WASHINGTON – U.S. Senators Bill Cassidy, M.D. (R-LA) and Tim Kaine (D-VA) released statements following President Joe Biden signing into law their bipartisan Dr. Lorna Breen Health Care Provider Protection Act, legislation to reduce and prevent suicide, burnout, and mental and behavioral health conditions among health care professionals. Senators Todd Young (R-IN) and Jack Reed (D-RI) joined Cassidy and Kaine to introduce the bill.
“Doctors, nurses, and health care workers shoulder the responsibility of saving lives and have worked overtime during the pandemic,” said Dr. Cassidy. “We can now begin to provide an important lifeline for medical professionals so they too can get the care they need.”
“The mental health consequences of COVID-19 are particularly acute for our frontline health care healers, who’ve made tremendous sacrifices to care for their patients in uncharted times. This bill is a critical first step to provide them with mental health resources to cope with the challenges they face every day. Supporting our health care workforce will benefit everyone because we all need great medical professionals to take care of us and our loved ones. By keeping our health care professionals healthy, everyone in society wins,” said Senator Kaine.

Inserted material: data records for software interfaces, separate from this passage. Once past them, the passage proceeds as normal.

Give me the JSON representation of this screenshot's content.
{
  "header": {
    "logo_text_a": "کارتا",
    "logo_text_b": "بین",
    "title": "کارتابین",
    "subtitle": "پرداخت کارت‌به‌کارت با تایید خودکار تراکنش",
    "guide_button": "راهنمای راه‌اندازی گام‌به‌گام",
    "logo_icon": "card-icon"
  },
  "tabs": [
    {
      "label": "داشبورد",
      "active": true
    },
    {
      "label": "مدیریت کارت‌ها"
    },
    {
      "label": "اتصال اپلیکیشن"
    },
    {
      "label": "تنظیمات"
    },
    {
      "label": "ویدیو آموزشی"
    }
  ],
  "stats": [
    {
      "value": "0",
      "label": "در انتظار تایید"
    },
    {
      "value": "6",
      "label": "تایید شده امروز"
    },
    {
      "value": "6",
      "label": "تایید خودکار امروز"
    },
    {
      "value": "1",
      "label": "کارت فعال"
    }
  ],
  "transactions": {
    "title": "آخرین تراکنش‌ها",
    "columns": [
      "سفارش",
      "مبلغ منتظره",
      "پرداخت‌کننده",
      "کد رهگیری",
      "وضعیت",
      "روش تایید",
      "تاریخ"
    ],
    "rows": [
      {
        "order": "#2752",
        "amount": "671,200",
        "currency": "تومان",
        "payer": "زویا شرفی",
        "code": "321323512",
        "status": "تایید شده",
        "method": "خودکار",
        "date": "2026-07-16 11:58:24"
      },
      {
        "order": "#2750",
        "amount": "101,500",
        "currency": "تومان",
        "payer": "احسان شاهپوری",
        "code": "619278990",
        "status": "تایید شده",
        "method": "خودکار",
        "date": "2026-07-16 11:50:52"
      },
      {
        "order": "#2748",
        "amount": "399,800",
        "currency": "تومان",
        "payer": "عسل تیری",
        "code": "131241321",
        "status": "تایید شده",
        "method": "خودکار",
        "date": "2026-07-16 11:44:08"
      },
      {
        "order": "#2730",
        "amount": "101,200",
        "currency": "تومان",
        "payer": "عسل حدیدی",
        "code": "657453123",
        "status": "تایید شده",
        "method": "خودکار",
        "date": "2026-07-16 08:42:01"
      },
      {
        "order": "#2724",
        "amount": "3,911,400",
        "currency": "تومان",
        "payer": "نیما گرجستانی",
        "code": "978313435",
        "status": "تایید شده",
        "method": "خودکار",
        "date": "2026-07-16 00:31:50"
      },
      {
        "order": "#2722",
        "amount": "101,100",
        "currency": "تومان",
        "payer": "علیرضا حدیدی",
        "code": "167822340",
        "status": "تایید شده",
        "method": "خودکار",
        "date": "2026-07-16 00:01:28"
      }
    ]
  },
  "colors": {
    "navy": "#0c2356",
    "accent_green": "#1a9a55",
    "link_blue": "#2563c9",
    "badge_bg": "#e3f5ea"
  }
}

The Dr. Lorna Breen Health Care Provider Protection Act:
- Establishes grants for training health care professionals or trainees in strategies to address mental health and substance use disorders.
- Requires identification and dissemination of best practices for preventing suicide and improving mental health and resiliency among health care professionals.
- Establishes a national education and awareness initiative to encourage health care professionals to seek support and care for mental health and substance use concerns.
- Establishes grants to health care entities (e.g., hospitals, community health centers, and rural health clinics) for health care provider education, the establishment of programs to prevent suicide and improve mental health among health care professionals, peer-support programming, and mental health treatment. Health care providers in health professional shortage areas or rural areas will be prioritized.
- Requires a review related to improving health care professional mental health and resiliency, including the impact of the COVID-19 pandemic on such professionals’ health and the barriers professionals face when seeking and accessing mental health care.